"You are what you dream" I seem to remember this quote from somewhere.
One: They don't want to be saved. And if they did, it will be a salvation from within. It has to start at the very beginning of it all and not from the outside. Does that mean, we as outsiders, can't assist in that transformation? No. At least I hope not. And I hope that this transformation doesn't come from a position of hate. There's not much in the bible that I respect but "love thy enemy" can't be more profound and true in our interactions with each other.
Two: We are all one. This is a concept that is NOT unique to the Native Americans. The Celts and Teutons during peaceful times, tribal groups in and around Africa and Australia and even the very beginnings of Asia and now believe this. We are literally and figuratively connected to everyone and everything. We are bound to each other by the core of the earth and from that foundation, the strongest of all, can we begin to mend fences and rebuild bridges.
Three: And probably very important to anyone reading this: If you're not Native American or if that aspect of your blood is barely discernible, than just say it. Don't be ashamed of your people or where you come from. Everyone reading this needs to realize that white people, black people, yellow people; we all have indigenous roots. We all have tribal backgrounds. Mine are Teuton, Gothic and Celt. I have a strong Viking ancestry and this should be seen as a strength. A fresh and new perspective using the wisdom of my ancestors. God help you if you were an enemy to my ancestors but if you were called friend, you were kin and kin for life. Through those lines we bring much more experience and life to the discussion instead of approaching the Native lifestyle as a novelty.

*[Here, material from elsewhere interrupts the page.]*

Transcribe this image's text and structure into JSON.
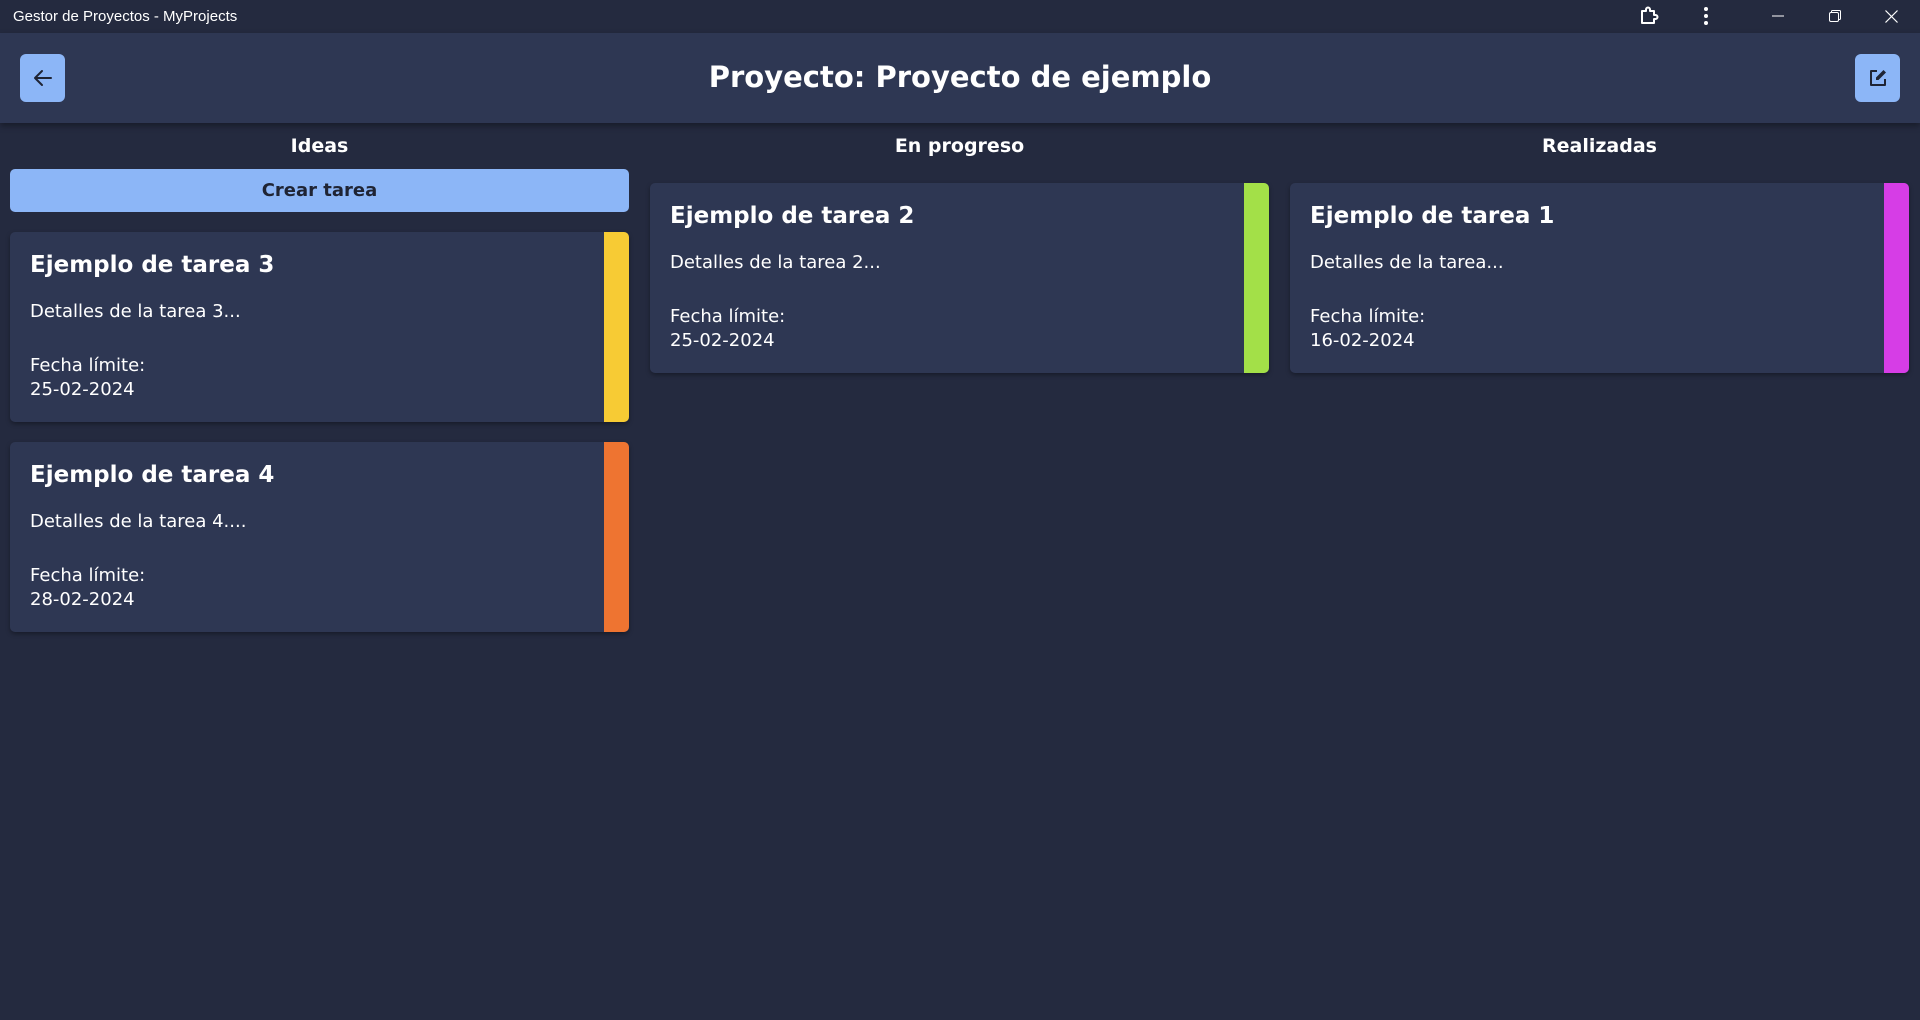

But, understandably, the Native Americans are constantly bombarded by those who use their culture and rituals as something to be paraded around without regard or understanding as to why. Not to mention they are battling severe social issues that were thrust upon them by previous generations and, even now in 2012, nobody knows or nobody cares and that's a problem. We can't have that kind of wound festering on the body of this country and expect it to turn around. We, as a nation, have a serious debt over our head and it will only get worse.
Note to Natives:
Don't hide yourself from the world. Be proud and open about who you are and what your people have accomplished. You have so much wisdom and knowledge to offer and your perspective on the world is beautiful and worthy. Your people have inspired and all can turn to you for experiences that serve to teach us about humanity. And if someone wants to learn, embrace it as an opportunity to share your culture but explain to them the problems of misuse. Don't let what happened to the Celts and other Northern European tribes happen to you. Don't let your victors write your history for you.
Note to non-Natives:
Don't be ashamed of your bloodlines either. We all have beautiful backgrounds with beautiful things to celebrate. Try this: instead of going to Sun dance, why not look for information and try to recreate a real Celtic or Viking midsummer festival or moon dance and invite your local tribe to participate? Invite black and Asian people to share their cultural heritage and learn something about the people you share this land with. There's nothing wrong with being proud and strong in who you are and where you come from. Get your children involved and show them that there is still beauty and strength in this world worth fighting for.
Stay strong, dear friends and, As the Lakota would say:
"If we forget or destroy our roots we cannot grow in the future. "